▸ **Try it**
Return, from the data that follows, each line that holds the word "Create".

▸ **Record excerpts**
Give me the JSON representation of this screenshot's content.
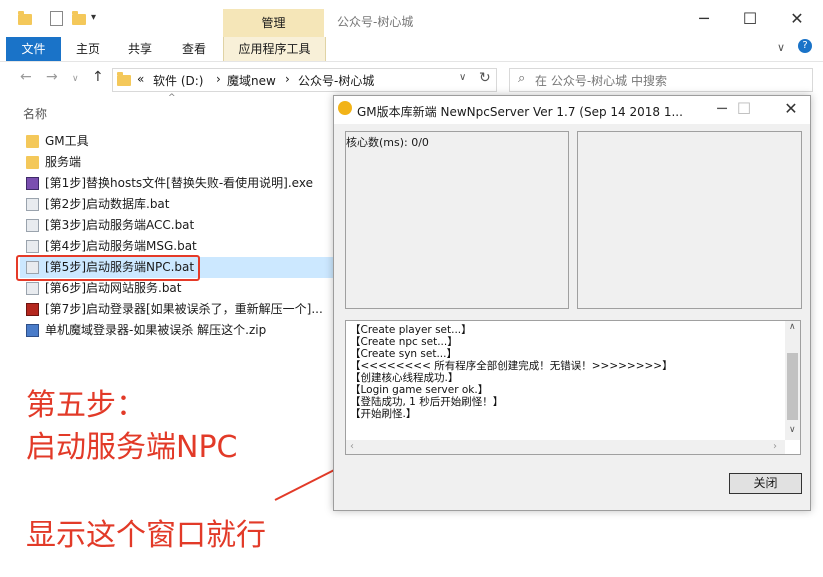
{
  "explorer": {
    "ctx_tab_label": "管理",
    "window_title": "公众号-树心城",
    "tabs": {
      "file": "文件",
      "home": "主页",
      "share": "共享",
      "view": "查看",
      "apptools": "应用程序工具"
    },
    "path": {
      "prefix": "«",
      "seg1": "软件 (D:)",
      "sep": "›",
      "seg2": "魔域new",
      "seg3": "公众号-树心城"
    },
    "search_placeholder": "在 公众号-树心城 中搜索",
    "column_name": "名称",
    "items": [
      {
        "name": "GM工具",
        "icon": "folder-icon"
      },
      {
        "name": "服务端",
        "icon": "folder-icon"
      },
      {
        "name": "[第1步]替换hosts文件[替换失败-看使用说明].exe",
        "icon": "exe-icon"
      },
      {
        "name": "[第2步]启动数据库.bat",
        "icon": "bat-icon"
      },
      {
        "name": "[第3步]启动服务端ACC.bat",
        "icon": "bat-icon"
      },
      {
        "name": "[第4步]启动服务端MSG.bat",
        "icon": "bat-icon"
      },
      {
        "name": "[第5步]启动服务端NPC.bat",
        "icon": "bat-icon"
      },
      {
        "name": "[第6步]启动网站服务.bat",
        "icon": "bat-icon"
      },
      {
        "name": "[第7步]启动登录器[如果被误杀了，重新解压一个]...",
        "icon": "game-icon"
      },
      {
        "name": "单机魔域登录器-如果被误杀 解压这个.zip",
        "icon": "zip-icon"
      }
    ]
  },
  "annotations": {
    "line1": "第五步：",
    "line2": "启动服务端NPC",
    "line3": "显示这个窗口就行"
  },
  "dialog": {
    "title": "GM版本库新端 NewNpcServer Ver 1.7 (Sep 14 2018 1...",
    "core_count": "核心数(ms): 0/0",
    "log": [
      "【Create player set...】",
      "【Create npc set...】",
      "【Create syn set...】",
      "【<<<<<<<< 所有程序全部创建完成！无错误！>>>>>>>>】",
      "【创建核心线程成功.】",
      "【Login game server ok.】",
      "【登陆成功, 1 秒后开始刷怪！】",
      "【开始刷怪.】"
    ],
    "close_label": "关闭"
  },
  "colors": {
    "accent": "#1a73c8",
    "annotation": "#e23a28",
    "selection": "#cce8ff"
  }
}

▸ **Response area**
      "【Create player set...】",
      "【Create npc set...】",
      "【Create syn set...】",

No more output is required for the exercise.